Bright and stylish

Following on from the previous chapters, Karl continues to demonstrate creative lighting setups for studio photography using basic equipment. For this section he adds an additional light, bringing his total to three lights.

Using basic modifiers and equipment, Karl explains his lighting setup and demonstrates the step-by-step process of testing and adjusting his lighting ratio until he reaches the bright and stylish result below.

Starting with his back light, he works his way forward, perfecting each of the three lights as he goes, explaining his thought process and creative decisions throughout the class.

In this photography class we cover the following:

  • Studio Lighting: How to set up multiple studio lights
  • Three light setup for creative portrait photography
  • Softbox lighting setup
  • Using reflectors for portrait photography
  • Using subtle side lighting for creative effect

NOTE: This course is available with English subtitles


  1. Hi, Karl. A technique question that comes up just as I watch you take a series of shots with this model. When you’re shooting in a situation like this where neither you nor the model is moving a lot, how often are you resetting focus? Every shot? In my studio work with models, I’ve gotten in the habit of reacquiring focus on every shot and I feel as if it slows the process down to where I feel as if I “miss my moment” regularly. When I’m shooting at wider apertures, it’s a necessity, but at tighter apertures, I’m not sure.

    1. Hi on the medium format most of the time I’m in manual focus and on Fashion shots you have to work slowly as it can only shoot about one pic per second. On 35mm with good lenses the focus is very quick and I will use the AF but one of the focus points off to one side. As the model changes pose this can be difficult because she may end up on the wrong focus point so MF and f16 if neither of you are coming off the plane of focus much will be OK but there is nothing more annoying than seeing a great shot in the results, great pose, lighting etc only to find the eyes aren’t sharp! It happens to all photographers.

  2. It seems as though that dark, soft, ‘painterly’ style of lighting and post-production is EVERYWHERE at the moment. But, I LOVE these bold and punchy lighting set-ups which work beautifully on flawless, young skin. Do you have any suggestions for edgey but flattering light on older skin?

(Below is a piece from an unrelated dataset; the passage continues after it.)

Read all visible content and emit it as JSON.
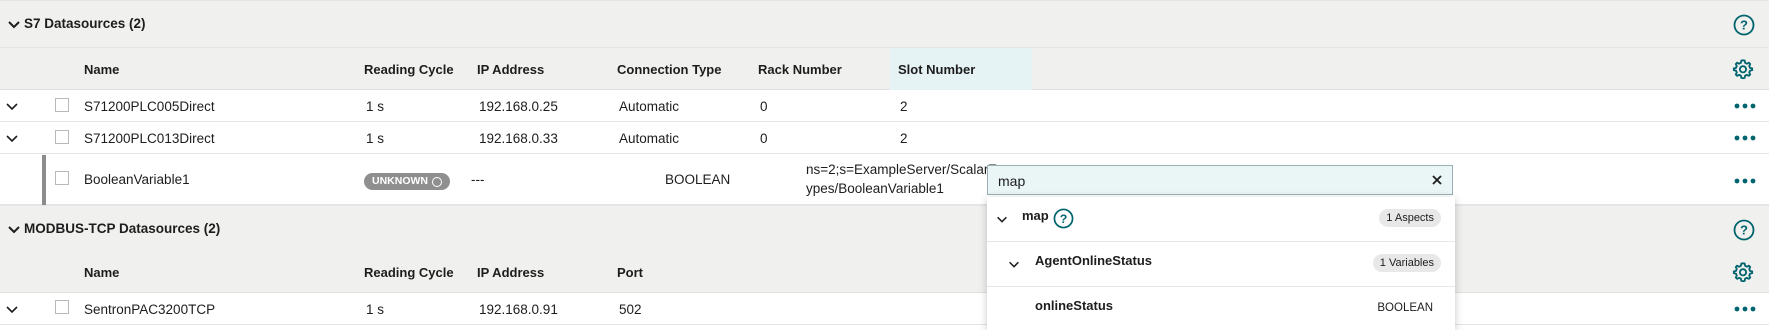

    1. Hi Belinda, it will always be more difficult on older skin but it’s all about the direction of the light so it is possible to use harder light if it is from the front and not too high otherwise it will create too much texture. You might glean some useful tips from this previous live show in fact I’d encourage you to watch as many of the live show replays as possible as often the audience ask useful questions that I answer too.

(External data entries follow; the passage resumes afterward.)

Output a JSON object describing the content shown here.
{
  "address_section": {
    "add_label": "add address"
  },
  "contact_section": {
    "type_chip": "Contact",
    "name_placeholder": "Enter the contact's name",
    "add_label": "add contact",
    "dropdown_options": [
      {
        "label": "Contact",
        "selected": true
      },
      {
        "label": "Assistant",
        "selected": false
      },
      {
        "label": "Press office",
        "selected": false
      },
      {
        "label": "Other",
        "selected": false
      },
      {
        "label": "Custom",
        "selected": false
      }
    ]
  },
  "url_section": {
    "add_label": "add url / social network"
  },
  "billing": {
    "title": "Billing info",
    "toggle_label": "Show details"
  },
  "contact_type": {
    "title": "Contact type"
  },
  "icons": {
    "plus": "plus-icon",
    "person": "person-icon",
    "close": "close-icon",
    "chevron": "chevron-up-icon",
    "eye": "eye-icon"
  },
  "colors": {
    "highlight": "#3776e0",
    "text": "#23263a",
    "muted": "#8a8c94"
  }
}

  3. I have to thank you for helping solve a problem I was facing. @ around the 6:01 mark you were explaining the side light being colder than front light. I did notice this in my shots but didn’t understand why. Now I know. The front light shooting into the skin bouncing warm tones back as opposed to the side light skimming the skin and being daylight balanced. Makes sense!! I rewatch many of your sessions and gain more knowledge each time.

  4. Hi Karl, in this video you mention using a grid for the background light. Can you tell how many degrees the grid is and what size reflector your using with it.


Leave a Comment